The psychiatric field of Posttraumatic stress disorder (PTSD) is a relatively new one. The term dates as far back as 1980s, and its predecessor, “gross stress reaction,” was coined in 1952. However, the term “shell shock” is an older one, and made its mark in the minds of the public during the first world war.
On December 4, 1917, a psychiatrist by the name of W. H. R. Rivers published “The Repression of War Experience.” It does not actually use the words shell shock, but it was a ground breaking report in regards to the psychological toll that intense war could have on a person, and how that can in turn affect a person physically.

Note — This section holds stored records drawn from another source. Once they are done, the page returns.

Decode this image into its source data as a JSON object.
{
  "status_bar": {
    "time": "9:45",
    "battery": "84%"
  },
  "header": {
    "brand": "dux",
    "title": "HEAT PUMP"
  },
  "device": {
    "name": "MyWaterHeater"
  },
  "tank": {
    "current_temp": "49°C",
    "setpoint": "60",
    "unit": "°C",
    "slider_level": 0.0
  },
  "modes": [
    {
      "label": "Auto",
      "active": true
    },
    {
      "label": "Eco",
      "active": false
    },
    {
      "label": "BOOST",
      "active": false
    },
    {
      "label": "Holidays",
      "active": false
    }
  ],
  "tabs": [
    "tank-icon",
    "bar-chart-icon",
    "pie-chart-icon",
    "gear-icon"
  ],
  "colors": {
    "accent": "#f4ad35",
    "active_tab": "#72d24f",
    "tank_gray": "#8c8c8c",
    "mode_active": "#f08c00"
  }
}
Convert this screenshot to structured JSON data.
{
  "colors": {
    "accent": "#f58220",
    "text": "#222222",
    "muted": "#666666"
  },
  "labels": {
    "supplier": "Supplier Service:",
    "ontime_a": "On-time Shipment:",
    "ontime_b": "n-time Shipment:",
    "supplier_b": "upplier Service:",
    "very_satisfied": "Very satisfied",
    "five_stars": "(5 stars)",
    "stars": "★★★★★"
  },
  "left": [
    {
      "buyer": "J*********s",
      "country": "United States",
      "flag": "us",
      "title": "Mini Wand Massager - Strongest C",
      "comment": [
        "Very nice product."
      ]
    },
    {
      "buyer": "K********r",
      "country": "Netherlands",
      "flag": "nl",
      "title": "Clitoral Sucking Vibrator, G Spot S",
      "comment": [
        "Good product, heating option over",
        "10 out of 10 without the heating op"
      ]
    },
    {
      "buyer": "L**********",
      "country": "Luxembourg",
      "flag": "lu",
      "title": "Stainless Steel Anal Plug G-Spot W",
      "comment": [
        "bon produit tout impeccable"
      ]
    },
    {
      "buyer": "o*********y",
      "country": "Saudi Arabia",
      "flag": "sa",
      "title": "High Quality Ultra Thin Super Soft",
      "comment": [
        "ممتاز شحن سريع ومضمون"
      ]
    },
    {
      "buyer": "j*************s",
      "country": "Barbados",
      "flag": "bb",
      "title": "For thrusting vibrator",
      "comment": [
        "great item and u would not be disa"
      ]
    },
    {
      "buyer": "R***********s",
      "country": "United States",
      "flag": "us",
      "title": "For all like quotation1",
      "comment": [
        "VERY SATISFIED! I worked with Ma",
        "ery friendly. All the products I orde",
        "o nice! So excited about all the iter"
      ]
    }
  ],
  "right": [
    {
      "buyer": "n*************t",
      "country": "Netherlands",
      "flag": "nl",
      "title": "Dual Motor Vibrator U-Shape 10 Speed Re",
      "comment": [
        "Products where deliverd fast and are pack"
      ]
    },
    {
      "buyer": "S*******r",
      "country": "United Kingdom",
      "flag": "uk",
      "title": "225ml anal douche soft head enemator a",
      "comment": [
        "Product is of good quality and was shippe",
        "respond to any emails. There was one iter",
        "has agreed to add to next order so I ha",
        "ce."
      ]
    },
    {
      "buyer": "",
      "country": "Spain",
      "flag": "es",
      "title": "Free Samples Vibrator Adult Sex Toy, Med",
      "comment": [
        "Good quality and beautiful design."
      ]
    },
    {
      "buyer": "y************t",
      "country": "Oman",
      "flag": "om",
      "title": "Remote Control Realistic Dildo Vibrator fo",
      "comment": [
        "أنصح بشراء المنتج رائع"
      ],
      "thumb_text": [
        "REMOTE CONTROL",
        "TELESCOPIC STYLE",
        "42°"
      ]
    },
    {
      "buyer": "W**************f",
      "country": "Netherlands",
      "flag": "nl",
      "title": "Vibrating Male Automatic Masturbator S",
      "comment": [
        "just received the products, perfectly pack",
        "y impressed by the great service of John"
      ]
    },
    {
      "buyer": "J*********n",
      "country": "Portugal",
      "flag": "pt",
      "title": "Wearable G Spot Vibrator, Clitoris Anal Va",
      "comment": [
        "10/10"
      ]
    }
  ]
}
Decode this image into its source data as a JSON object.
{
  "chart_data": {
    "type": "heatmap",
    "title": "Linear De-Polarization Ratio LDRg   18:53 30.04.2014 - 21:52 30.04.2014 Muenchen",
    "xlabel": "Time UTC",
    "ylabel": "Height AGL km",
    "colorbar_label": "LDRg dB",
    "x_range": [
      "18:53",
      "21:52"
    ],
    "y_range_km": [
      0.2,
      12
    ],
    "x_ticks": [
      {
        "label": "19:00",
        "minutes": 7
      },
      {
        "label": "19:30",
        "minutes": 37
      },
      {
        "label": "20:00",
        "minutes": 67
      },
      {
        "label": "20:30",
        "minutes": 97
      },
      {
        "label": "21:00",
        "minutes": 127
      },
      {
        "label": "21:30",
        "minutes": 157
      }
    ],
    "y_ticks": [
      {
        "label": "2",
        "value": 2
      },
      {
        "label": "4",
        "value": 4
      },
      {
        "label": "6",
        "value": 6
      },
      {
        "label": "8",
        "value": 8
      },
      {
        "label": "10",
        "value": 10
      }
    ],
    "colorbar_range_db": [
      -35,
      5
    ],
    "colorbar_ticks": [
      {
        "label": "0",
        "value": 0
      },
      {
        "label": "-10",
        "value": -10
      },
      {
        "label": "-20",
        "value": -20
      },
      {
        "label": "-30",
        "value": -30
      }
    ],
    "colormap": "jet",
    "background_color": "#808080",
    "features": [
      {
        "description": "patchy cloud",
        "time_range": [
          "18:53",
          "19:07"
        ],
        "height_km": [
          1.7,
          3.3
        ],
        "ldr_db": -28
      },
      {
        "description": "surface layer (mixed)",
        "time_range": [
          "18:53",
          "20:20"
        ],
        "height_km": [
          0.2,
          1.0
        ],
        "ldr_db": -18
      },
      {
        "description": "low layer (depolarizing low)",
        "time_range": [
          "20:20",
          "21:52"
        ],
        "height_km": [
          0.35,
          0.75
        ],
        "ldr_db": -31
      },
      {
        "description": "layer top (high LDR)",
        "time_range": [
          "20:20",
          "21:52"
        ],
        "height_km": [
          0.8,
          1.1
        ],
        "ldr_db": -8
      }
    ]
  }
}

Rivers had a heart for soldiers—he had tried to enlist as a young man and was devastated when he couldn’t due to a history of typhoid. It is difficult to imagine the difficulties of seeing this quite apparent in so many soldiers throughout WWI, and then suffer through ridicule and skepticism when presenting that evidence. The British were particularly conflicted in their acceptance of shell shock as a diagnosis, and some were even tried for cowardice if it affected their military work. The Viscount Gort, a ranking, highly decorated officer in the British Army, said that you wouldn’t find shell shock in “good” units, and that it was a sign of weakness. Despite this friction with the powers that be, Rivers continued to press the issue and gave conclusive evidence in his report, where he outlines the varying examples of shell shock and how it can manifest in different ways.
Here is an excerpt from the report: